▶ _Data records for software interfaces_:
━━━━━━━━━━━━━━━━

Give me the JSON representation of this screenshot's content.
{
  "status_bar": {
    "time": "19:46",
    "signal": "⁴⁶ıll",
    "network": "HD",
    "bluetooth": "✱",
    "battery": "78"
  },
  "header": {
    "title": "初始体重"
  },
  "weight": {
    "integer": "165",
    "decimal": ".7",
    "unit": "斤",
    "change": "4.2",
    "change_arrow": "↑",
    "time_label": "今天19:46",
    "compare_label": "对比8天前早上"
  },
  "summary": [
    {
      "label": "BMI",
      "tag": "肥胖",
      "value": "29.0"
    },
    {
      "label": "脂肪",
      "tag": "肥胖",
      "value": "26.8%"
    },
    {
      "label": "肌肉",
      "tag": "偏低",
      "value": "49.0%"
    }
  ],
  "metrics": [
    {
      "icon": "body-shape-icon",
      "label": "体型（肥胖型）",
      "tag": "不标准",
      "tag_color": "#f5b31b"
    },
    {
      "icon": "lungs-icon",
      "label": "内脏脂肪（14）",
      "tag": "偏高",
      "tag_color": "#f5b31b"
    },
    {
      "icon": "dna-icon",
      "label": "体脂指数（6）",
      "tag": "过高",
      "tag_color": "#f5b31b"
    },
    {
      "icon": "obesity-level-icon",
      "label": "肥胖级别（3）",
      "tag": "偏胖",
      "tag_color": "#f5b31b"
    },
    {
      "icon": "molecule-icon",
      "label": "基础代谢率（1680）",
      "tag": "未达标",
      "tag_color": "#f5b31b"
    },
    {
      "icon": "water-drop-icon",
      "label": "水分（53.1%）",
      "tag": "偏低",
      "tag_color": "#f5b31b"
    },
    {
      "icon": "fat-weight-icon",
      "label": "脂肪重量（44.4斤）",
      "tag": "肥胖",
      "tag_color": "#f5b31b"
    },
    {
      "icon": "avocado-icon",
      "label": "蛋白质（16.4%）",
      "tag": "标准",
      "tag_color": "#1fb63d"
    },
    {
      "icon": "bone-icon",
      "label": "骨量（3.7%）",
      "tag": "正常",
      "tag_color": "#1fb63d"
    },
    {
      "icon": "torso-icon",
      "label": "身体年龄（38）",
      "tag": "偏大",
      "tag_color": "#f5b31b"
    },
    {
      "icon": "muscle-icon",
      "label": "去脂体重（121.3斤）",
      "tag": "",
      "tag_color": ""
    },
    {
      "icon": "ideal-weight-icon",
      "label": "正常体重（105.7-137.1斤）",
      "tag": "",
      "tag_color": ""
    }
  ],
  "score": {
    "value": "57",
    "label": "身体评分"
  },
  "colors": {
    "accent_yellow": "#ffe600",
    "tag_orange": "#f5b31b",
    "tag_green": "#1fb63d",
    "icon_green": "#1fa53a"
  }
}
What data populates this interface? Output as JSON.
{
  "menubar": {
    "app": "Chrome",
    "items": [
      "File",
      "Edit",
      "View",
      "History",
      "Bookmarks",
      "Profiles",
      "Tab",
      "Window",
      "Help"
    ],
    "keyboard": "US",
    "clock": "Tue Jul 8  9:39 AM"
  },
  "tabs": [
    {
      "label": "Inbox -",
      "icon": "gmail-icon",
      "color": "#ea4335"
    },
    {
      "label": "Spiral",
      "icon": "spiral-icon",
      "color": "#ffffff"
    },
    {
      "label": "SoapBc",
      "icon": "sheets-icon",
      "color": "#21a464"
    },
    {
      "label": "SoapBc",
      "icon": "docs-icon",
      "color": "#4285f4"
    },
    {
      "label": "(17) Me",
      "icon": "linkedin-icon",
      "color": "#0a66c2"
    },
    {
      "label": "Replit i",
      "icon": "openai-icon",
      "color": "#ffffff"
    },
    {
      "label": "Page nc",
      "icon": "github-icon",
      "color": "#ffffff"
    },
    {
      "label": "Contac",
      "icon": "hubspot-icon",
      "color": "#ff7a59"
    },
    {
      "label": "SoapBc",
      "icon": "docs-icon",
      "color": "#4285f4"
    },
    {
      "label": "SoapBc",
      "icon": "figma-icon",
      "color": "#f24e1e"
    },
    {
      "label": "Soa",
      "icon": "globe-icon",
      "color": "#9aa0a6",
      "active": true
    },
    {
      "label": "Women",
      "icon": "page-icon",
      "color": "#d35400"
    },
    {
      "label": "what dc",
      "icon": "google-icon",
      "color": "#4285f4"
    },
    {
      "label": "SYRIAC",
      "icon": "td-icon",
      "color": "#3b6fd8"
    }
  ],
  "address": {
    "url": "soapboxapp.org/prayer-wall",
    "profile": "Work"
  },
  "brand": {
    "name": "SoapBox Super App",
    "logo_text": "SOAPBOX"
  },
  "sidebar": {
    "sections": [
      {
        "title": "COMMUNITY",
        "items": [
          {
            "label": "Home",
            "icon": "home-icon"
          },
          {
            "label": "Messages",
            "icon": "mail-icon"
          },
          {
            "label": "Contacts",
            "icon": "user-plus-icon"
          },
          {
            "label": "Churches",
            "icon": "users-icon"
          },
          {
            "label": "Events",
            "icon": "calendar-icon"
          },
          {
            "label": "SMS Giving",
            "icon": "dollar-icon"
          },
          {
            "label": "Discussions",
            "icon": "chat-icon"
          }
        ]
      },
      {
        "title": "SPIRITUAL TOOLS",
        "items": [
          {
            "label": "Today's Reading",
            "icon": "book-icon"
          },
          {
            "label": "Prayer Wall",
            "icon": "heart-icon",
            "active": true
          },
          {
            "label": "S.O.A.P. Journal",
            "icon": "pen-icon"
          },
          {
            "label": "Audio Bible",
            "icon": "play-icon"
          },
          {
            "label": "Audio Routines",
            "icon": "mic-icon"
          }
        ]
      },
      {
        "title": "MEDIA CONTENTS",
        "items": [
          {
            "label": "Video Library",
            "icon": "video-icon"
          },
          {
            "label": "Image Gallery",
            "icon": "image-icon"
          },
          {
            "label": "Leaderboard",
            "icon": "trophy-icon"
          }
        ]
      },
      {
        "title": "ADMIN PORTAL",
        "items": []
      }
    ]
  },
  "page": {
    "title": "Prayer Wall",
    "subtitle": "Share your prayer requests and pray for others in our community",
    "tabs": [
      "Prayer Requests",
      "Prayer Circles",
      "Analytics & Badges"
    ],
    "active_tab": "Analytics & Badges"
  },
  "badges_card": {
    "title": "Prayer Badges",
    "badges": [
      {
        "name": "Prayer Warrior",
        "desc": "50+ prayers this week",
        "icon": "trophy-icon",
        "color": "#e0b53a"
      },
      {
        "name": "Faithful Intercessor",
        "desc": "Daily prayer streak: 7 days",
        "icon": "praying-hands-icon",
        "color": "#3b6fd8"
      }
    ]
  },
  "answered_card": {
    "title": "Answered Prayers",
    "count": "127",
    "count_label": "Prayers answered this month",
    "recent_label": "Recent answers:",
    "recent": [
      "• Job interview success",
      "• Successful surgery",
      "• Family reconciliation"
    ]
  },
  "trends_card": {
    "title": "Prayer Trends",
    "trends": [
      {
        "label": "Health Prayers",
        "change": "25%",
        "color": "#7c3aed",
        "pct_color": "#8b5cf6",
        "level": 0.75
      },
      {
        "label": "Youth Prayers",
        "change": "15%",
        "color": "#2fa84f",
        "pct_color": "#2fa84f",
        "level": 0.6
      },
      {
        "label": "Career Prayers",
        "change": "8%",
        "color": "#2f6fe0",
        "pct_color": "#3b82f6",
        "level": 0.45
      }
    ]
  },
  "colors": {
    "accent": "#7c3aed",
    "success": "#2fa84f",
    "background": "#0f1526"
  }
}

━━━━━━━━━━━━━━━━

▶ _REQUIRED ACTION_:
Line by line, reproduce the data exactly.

▶ _SOLUTION TO THIS TASK_:
Give me the JSON representation of this screenshot's content.
{
  "status_bar": {
    "time": "19:46",
    "signal": "⁴⁶ıll",
    "network": "HD",
    "bluetooth": "✱",
    "battery": "78"
  },
  "header": {
    "title": "初始体重"
  },
  "weight": {
    "integer": "165",
    "decimal": ".7",
    "unit": "斤",
    "change": "4.2",
    "change_arrow": "↑",
    "time_label": "今天19:46",
    "compare_label": "对比8天前早上"
  },
  "summary": [
    {
      "label": "BMI",
      "tag": "肥胖",
      "value": "29.0"
    },
    {
      "label": "脂肪",
      "tag": "肥胖",
      "value": "26.8%"
    },
    {
      "label": "肌肉",
      "tag": "偏低",
      "value": "49.0%"
    }
  ],
  "metrics": [
    {
      "icon": "body-shape-icon",
      "label": "体型（肥胖型）",
      "tag": "不标准",
      "tag_color": "#f5b31b"
    },
    {
      "icon": "lungs-icon",
      "label": "内脏脂肪（14）",
      "tag": "偏高",
      "tag_color": "#f5b31b"
    },
    {
      "icon": "dna-icon",
      "label": "体脂指数（6）",
      "tag": "过高",
      "tag_color": "#f5b31b"
    },
    {
      "icon": "obesity-level-icon",
      "label": "肥胖级别（3）",
      "tag": "偏胖",
      "tag_color": "#f5b31b"
    },
    {
      "icon": "molecule-icon",
      "label": "基础代谢率（1680）",
      "tag": "未达标",
      "tag_color": "#f5b31b"
    },
    {
      "icon": "water-drop-icon",
      "label": "水分（53.1%）",
      "tag": "偏低",
      "tag_color": "#f5b31b"
    },
    {
      "icon": "fat-weight-icon",
      "label": "脂肪重量（44.4斤）",
      "tag": "肥胖",
      "tag_color": "#f5b31b"
    },
    {
      "icon": "avocado-icon",
      "label": "蛋白质（16.4%）",
      "tag": "标准",
      "tag_color": "#1fb63d"
    },
    {
      "icon": "bone-icon",
      "label": "骨量（3.7%）",
      "tag": "正常",
      "tag_color": "#1fb63d"
    },
    {
      "icon": "torso-icon",
      "label": "身体年龄（38）",
      "tag": "偏大",
      "tag_color": "#f5b31b"
    },
    {
      "icon": "muscle-icon",
      "label": "去脂体重（121.3斤）",
      "tag": "",
      "tag_color": ""
    },
    {
      "icon": "ideal-weight-icon",
      "label": "正常体重（105.7-137.1斤）",
      "tag": "",
      "tag_color": ""
    }
  ],
  "score": {
    "value": "57",
    "label": "身体评分"
  },
  "colors": {
    "accent_yellow": "#ffe600",
    "tag_orange": "#f5b31b",
    "tag_green": "#1fb63d",
    "icon_green": "#1fa53a"
  }
}
What data populates this interface? Output as JSON.
{
  "menubar": {
    "app": "Chrome",
    "items": [
      "File",
      "Edit",
      "View",
      "History",
      "Bookmarks",
      "Profiles",
      "Tab",
      "Window",
      "Help"
    ],
    "keyboard": "US",
    "clock": "Tue Jul 8  9:39 AM"
  },
  "tabs": [
    {
      "label": "Inbox -",
      "icon": "gmail-icon",
      "color": "#ea4335"
    },
    {
      "label": "Spiral",
      "icon": "spiral-icon",
      "color": "#ffffff"
    },
    {
      "label": "SoapBc",
      "icon": "sheets-icon",
      "color": "#21a464"
    },
    {
      "label": "SoapBc",
      "icon": "docs-icon",
      "color": "#4285f4"
    },
    {
      "label": "(17) Me",
      "icon": "linkedin-icon",
      "color": "#0a66c2"
    },
    {
      "label": "Replit i",
      "icon": "openai-icon",
      "color": "#ffffff"
    },
    {
      "label": "Page nc",
      "icon": "github-icon",
      "color": "#ffffff"
    },
    {
      "label": "Contac",
      "icon": "hubspot-icon",
      "color": "#ff7a59"
    },
    {
      "label": "SoapBc",
      "icon": "docs-icon",
      "color": "#4285f4"
    },
    {
      "label": "SoapBc",
      "icon": "figma-icon",
      "color": "#f24e1e"
    },
    {
      "label": "Soa",
      "icon": "globe-icon",
      "color": "#9aa0a6",
      "active": true
    },
    {
      "label": "Women",
      "icon": "page-icon",
      "color": "#d35400"
    },
    {
      "label": "what dc",
      "icon": "google-icon",
      "color": "#4285f4"
    },
    {
      "label": "SYRIAC",
      "icon": "td-icon",
      "color": "#3b6fd8"
    }
  ],
  "address": {
    "url": "soapboxapp.org/prayer-wall",
    "profile": "Work"
  },
  "brand": {
    "name": "SoapBox Super App",
    "logo_text": "SOAPBOX"
  },
  "sidebar": {
    "sections": [
      {
        "title": "COMMUNITY",
        "items": [
          {
            "label": "Home",
            "icon": "home-icon"
          },
          {
            "label": "Messages",
            "icon": "mail-icon"
          },
          {
            "label": "Contacts",
            "icon": "user-plus-icon"
          },
          {
            "label": "Churches",
            "icon": "users-icon"
          },
          {
            "label": "Events",
            "icon": "calendar-icon"
          },
          {
            "label": "SMS Giving",
            "icon": "dollar-icon"
          },
          {
            "label": "Discussions",
            "icon": "chat-icon"
          }
        ]
      },
      {
        "title": "SPIRITUAL TOOLS",
        "items": [
          {
            "label": "Today's Reading",
            "icon": "book-icon"
          },
          {
            "label": "Prayer Wall",
            "icon": "heart-icon",
            "active": true
          },
          {
            "label": "S.O.A.P. Journal",
            "icon": "pen-icon"
          },
          {
            "label": "Audio Bible",
            "icon": "play-icon"
          },
          {
            "label": "Audio Routines",
            "icon": "mic-icon"
          }
        ]
      },
      {
        "title": "MEDIA CONTENTS",
        "items": [
          {
            "label": "Video Library",
            "icon": "video-icon"
          },
          {
            "label": "Image Gallery",
            "icon": "image-icon"
          },
          {
            "label": "Leaderboard",
            "icon": "trophy-icon"
          }
        ]
      },
      {
        "title": "ADMIN PORTAL",
        "items": []
      }
    ]
  },
  "page": {
    "title": "Prayer Wall",
    "subtitle": "Share your prayer requests and pray for others in our community",
    "tabs": [
      "Prayer Requests",
      "Prayer Circles",
      "Analytics & Badges"
    ],
    "active_tab": "Analytics & Badges"
  },
  "badges_card": {
    "title": "Prayer Badges",
    "badges": [
      {
        "name": "Prayer Warrior",
        "desc": "50+ prayers this week",
        "icon": "trophy-icon",
        "color": "#e0b53a"
      },
      {
        "name": "Faithful Intercessor",
        "desc": "Daily prayer streak: 7 days",
        "icon": "praying-hands-icon",
        "color": "#3b6fd8"
      }
    ]
  },
  "answered_card": {
    "title": "Answered Prayers",
    "count": "127",
    "count_label": "Prayers answered this month",
    "recent_label": "Recent answers:",
    "recent": [
      "• Job interview success",
      "• Successful surgery",
      "• Family reconciliation"
    ]
  },
  "trends_card": {
    "title": "Prayer Trends",
    "trends": [
      {
        "label": "Health Prayers",
        "change": "25%",
        "color": "#7c3aed",
        "pct_color": "#8b5cf6",
        "level": 0.75
      },
      {
        "label": "Youth Prayers",
        "change": "15%",
        "color": "#2fa84f",
        "pct_color": "#2fa84f",
        "level": 0.6
      },
      {
        "label": "Career Prayers",
        "change": "8%",
        "color": "#2f6fe0",
        "pct_color": "#3b82f6",
        "level": 0.45
      }
    ]
  },
  "colors": {
    "accent": "#7c3aed",
    "success": "#2fa84f",
    "background": "#0f1526"
  }
}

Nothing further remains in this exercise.